The first video I have of his, "Blast to the Past", was taped while he was teaching a workshop. Word got out about this "oldies" hi/low workout so he finally made it available after some years of repeated requests for it. I can see why. There's really nothing like it. VERY fun, though it is like a home video rather than professionally produced production.
I've been looking for a video workout for my sister-in-law Susan in Oregon who has a medical condition which makes it difficult for her to even walk, so she's bed-ridden most of the time. Did I luck out. This was perfect, almost. About 2/3 of the workout is done seated, and the last 1/3 is standing, which Susan can't do. But she doesn't mind. She said she's sleeping better and feels so much better finally having some exercise to do with her limitations. It's turned her attitude around too, which she needed desparately.
I'm also going to get this for my best friend's father. This is the first workout that is so well thought out, paced, and instructed, it is just light years beyond any video I've looked at for seniors. This was filmed at a workshop too, but unlike the other, this is professionally filmed. No problem with camera angles like the other one had at times. Although this is geared for instructors, anyone can workout along with it, once you skip the talking at the beginning of the program.

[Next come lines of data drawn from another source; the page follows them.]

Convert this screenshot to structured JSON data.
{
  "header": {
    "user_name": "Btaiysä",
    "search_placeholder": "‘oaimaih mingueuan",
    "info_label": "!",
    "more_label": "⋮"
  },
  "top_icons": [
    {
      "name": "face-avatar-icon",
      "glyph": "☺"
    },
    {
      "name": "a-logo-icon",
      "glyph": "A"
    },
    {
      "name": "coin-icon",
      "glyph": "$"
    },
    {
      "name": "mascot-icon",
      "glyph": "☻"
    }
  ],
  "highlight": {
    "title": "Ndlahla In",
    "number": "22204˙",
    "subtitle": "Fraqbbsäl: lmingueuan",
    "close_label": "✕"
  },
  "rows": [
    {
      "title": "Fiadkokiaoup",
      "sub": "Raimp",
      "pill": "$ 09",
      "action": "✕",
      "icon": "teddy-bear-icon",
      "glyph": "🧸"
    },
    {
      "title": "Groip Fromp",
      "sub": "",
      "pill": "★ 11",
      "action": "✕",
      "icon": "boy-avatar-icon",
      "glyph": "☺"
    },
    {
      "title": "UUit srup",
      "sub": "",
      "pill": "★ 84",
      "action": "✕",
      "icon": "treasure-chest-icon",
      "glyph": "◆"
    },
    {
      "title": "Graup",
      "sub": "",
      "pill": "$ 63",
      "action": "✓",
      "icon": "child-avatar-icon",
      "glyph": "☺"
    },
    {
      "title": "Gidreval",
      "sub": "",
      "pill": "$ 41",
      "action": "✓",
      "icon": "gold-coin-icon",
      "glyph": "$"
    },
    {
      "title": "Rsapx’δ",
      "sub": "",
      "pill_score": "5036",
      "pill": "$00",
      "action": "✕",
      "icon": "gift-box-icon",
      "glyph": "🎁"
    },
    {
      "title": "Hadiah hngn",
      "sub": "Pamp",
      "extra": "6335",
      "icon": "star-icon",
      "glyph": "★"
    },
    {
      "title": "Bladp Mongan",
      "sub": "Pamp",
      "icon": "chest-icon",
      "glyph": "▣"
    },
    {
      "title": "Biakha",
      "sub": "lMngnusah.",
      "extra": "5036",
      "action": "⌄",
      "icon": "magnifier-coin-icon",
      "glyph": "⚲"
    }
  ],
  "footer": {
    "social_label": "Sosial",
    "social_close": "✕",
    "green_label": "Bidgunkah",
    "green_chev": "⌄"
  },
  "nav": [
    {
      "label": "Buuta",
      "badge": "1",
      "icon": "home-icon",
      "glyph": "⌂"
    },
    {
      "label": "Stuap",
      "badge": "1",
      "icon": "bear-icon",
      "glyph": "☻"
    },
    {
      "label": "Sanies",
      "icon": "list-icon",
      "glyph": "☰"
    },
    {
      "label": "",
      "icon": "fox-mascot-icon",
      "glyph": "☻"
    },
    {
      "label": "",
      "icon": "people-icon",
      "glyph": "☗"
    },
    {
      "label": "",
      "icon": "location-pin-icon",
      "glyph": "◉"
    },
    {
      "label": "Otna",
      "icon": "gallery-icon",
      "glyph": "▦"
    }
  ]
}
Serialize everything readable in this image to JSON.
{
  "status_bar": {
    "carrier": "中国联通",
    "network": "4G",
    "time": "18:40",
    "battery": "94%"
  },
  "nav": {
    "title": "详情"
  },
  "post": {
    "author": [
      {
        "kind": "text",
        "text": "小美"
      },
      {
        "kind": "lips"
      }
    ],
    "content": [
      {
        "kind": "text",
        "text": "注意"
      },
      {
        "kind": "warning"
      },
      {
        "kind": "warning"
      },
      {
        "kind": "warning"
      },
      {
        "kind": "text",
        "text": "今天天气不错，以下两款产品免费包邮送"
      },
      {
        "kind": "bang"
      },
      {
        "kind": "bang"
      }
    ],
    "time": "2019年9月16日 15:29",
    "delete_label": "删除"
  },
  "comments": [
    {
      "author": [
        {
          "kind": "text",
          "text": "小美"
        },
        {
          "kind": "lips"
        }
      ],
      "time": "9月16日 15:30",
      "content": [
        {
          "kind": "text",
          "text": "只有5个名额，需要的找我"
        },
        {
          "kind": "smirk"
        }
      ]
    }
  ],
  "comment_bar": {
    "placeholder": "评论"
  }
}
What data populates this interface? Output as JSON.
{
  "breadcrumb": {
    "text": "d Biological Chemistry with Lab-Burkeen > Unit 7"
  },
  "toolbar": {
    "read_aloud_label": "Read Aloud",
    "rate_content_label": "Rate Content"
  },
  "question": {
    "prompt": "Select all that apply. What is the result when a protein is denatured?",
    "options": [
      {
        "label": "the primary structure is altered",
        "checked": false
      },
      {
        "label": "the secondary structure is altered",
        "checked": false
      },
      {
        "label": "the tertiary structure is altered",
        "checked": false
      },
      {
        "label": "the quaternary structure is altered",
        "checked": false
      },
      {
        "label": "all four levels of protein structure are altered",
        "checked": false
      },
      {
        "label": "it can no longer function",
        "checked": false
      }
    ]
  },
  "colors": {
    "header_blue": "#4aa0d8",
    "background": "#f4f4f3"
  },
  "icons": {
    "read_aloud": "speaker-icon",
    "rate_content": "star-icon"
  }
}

I tried the workout myself thinking I wouldn't get much of one. Let me tell you, you can do easy, moderate, or challenging intensities seated in a chair. I thought I would fall asleep because it would be too easy. He gives you multiple options on most exercises. But he doesn't say "beginner, intermediate or advanced". He cues it "option 1,2, or 3". Or sometimes he'll say "level A,B or C". I never heard that before. But what it does it not put a judgement on any choice you make, like the easy version is for the "lowly beginner", and the hard version is for the advanced "good guys".
Starts with controlled, slow movements for the different parts of your body from head to toe. Then he goes into more active warm-ups. Follwing this is some neat stretching done seated. A dowel is used for very creative arm and upper body muscle exercise, but you can use a broomstick just as well.
Cardio in a chair?? I actually was sweating by the end of that section. So fun too. Extremely creative. I would never think of these exercises or the way he put them all together.
The standing section targets legs, hips, balance, "chair push-ups" and all with variations you can do including a hysterical "challenge" option. An adorable young girl (4 or 5 years old) walks in mid-way in the program nearly steals the show. She ends up co-teaching the class with Ken. Cool-down stretches are done seated, and some of the same slow stretches from the beginning are repeated at the end so you can feel the difference between them, how much easier they are to do now that you're really warm.
Also shown is about 15 minutes of big band low impact aerobic choreography. My mother said she wants to do this kind of exercise when she heard the music. Great music by the way. Not continuously mixed, but no problem. Everything flows easily from one section to the next. You don't even notice that you are stopping and starting.
A lot to be said about this video. I thought "Blast" was a real find. No, it's this one. Well, I love "Blast" too. If I'm ever injured, this is the program I'll do. This is what Mom is getting for mother's day this year.
If you want a workout for your mom, dad or grandparents if they are around, you ought to investigate this one. It's easily the best exercise program that I've seen (which has been about 20 DVDs/videos). Where does this guy teach?
This is the second Ken Alan video I got. I must say I'm VERY impressed by this instructor. Smart, low-key but energetic, fun, and never over-bearing or forced enthusiasm. Down to earth, real, and friendly. He's quite refreshing and much better in this video than the first one I bought (see comments about video).